WHAT THE TASK REQUIRES:
Read the data below. Then repeat all of it exactly.

PROVIDED INFORMATION:
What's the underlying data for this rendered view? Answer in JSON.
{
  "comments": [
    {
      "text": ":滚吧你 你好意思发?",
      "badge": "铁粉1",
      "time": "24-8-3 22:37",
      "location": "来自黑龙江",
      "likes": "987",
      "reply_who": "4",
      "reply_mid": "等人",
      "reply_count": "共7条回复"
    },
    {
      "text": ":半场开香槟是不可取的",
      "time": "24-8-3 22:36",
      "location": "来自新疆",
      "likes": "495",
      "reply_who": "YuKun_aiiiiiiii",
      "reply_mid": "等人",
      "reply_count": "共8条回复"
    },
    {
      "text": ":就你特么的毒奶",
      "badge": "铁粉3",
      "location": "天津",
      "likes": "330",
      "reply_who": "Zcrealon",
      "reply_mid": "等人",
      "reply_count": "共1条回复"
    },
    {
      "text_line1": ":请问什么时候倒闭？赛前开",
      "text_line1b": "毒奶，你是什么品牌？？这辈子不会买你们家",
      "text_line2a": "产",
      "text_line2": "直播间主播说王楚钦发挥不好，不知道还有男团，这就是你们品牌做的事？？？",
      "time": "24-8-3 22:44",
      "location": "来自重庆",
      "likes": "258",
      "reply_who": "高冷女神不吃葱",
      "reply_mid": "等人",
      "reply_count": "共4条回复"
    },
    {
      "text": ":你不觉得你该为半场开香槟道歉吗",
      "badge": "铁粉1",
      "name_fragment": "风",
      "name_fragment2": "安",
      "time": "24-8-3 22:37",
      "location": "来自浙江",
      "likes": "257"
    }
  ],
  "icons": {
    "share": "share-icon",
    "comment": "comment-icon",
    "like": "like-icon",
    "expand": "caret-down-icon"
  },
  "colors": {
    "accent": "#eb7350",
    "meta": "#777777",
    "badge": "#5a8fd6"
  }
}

RESPONSE TO THIS EXERCISE:
What's the underlying data for this rendered view? Answer in JSON.
{
  "comments": [
    {
      "text": ":滚吧你 你好意思发?",
      "badge": "铁粉1",
      "time": "24-8-3 22:37",
      "location": "来自黑龙江",
      "likes": "987",
      "reply_who": "4",
      "reply_mid": "等人",
      "reply_count": "共7条回复"
    },
    {
      "text": ":半场开香槟是不可取的",
      "time": "24-8-3 22:36",
      "location": "来自新疆",
      "likes": "495",
      "reply_who": "YuKun_aiiiiiiii",
      "reply_mid": "等人",
      "reply_count": "共8条回复"
    },
    {
      "text": ":就你特么的毒奶",
      "badge": "铁粉3",
      "location": "天津",
      "likes": "330",
      "reply_who": "Zcrealon",
      "reply_mid": "等人",
      "reply_count": "共1条回复"
    },
    {
      "text_line1": ":请问什么时候倒闭？赛前开",
      "text_line1b": "毒奶，你是什么品牌？？这辈子不会买你们家",
      "text_line2a": "产",
      "text_line2": "直播间主播说王楚钦发挥不好，不知道还有男团，这就是你们品牌做的事？？？",
      "time": "24-8-3 22:44",
      "location": "来自重庆",
      "likes": "258",
      "reply_who": "高冷女神不吃葱",
      "reply_mid": "等人",
      "reply_count": "共4条回复"
    },
    {
      "text": ":你不觉得你该为半场开香槟道歉吗",
      "badge": "铁粉1",
      "name_fragment": "风",
      "name_fragment2": "安",
      "time": "24-8-3 22:37",
      "location": "来自浙江",
      "likes": "257"
    }
  ],
  "icons": {
    "share": "share-icon",
    "comment": "comment-icon",
    "like": "like-icon",
    "expand": "caret-down-icon"
  },
  "colors": {
    "accent": "#eb7350",
    "meta": "#777777",
    "badge": "#5a8fd6"
  }
}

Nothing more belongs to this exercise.